- ZCZPs: Zero coupon zero principal mechanisms issued by NPOs promising social returns.
- SIFs: Social impact funds investing in both NPOs and for-profit social ventures.
- DIBs: Development impact bonds wherein grants are given to NPOs based on achieved social metrics.
Regulatory Framework: SEBI has set disclosure and reporting norms for participants in the SSE.
How can SSE and CSR be integrated?
CSR Funds in SSE Instruments: Companies can channel their CSR funds into SSE instruments like ZCZPs and SIFs.
Outcome Funders: Corporations can act as “outcome funders” in Development Impact Bonds (DIBs), rewarding NPOs for achieving set social metrics.

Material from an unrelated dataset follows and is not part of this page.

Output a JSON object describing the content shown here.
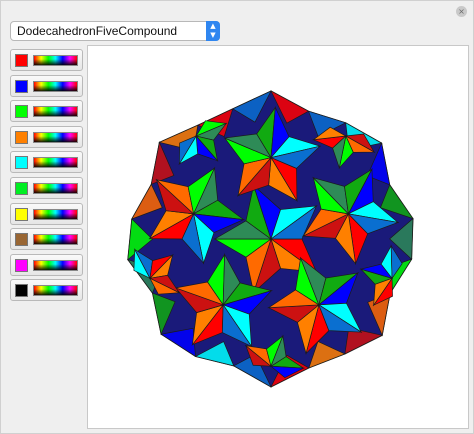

Escrow Account for CSR Capital: CSR funds can be held in escrow accounts until NPOs achieve project outcomes.
Trading CSR Credits: Companies could trade CSR spends on the SSE, allowing some to meet their CSR commitments by buying credits from others that exceed their mandated spending.
SSE Facilitation: The SSE can help streamline CSR funding for impactful projects.
What challenges exist for integrating CSR and SSE?
Challenges in Integrating CSR and SSE:
Local Preference Dilemma: Current laws, specifically Section 135 of the Act, mandate companies to prioritize local areas for CSR activities. Pooling funds on SSE might not align with this local focus.
Crowding Out Smaller NPOs: As more CSR funds might be channeled towards prominent NPOs listed on the SSE, smaller entities could get overshadowed, limiting their access to essential funding.
SIF and ZCZP Constraints: When pooling CSR funds in Social Impact Funds or investing in ZCZPs, ensuring adherence to the local preference mandate can be a challenge.
Duration Constraints: Using CSR funds in DIB structures would necessitate locking in the capital for several years, until NPOs materialize their project outcomes.
Legal Adjustments: To ensure a seamless integration of CSR and SSE, tweaks in the existing laws might be required.
What should be done?
Facilitate CSR in SSE: The government should enable companies to use the SSE for CSR funding of projects.
Revise Local Preference: Adjust laws regarding the local preference mandate to accommodate pooling of funds on SSE.
Protect Smaller NPOs: Set a ceiling on CSR funds directed towards larger NPOs on the SSE to ensure smaller entities aren’t overshadowed.
Introduce Robust Systems: Implement systems to identify credible NPOs for efficient investment of CSR funds.
Allow CSR Credit Trading: Permit companies to trade CSR credits on the SSE to fulfill their commitments.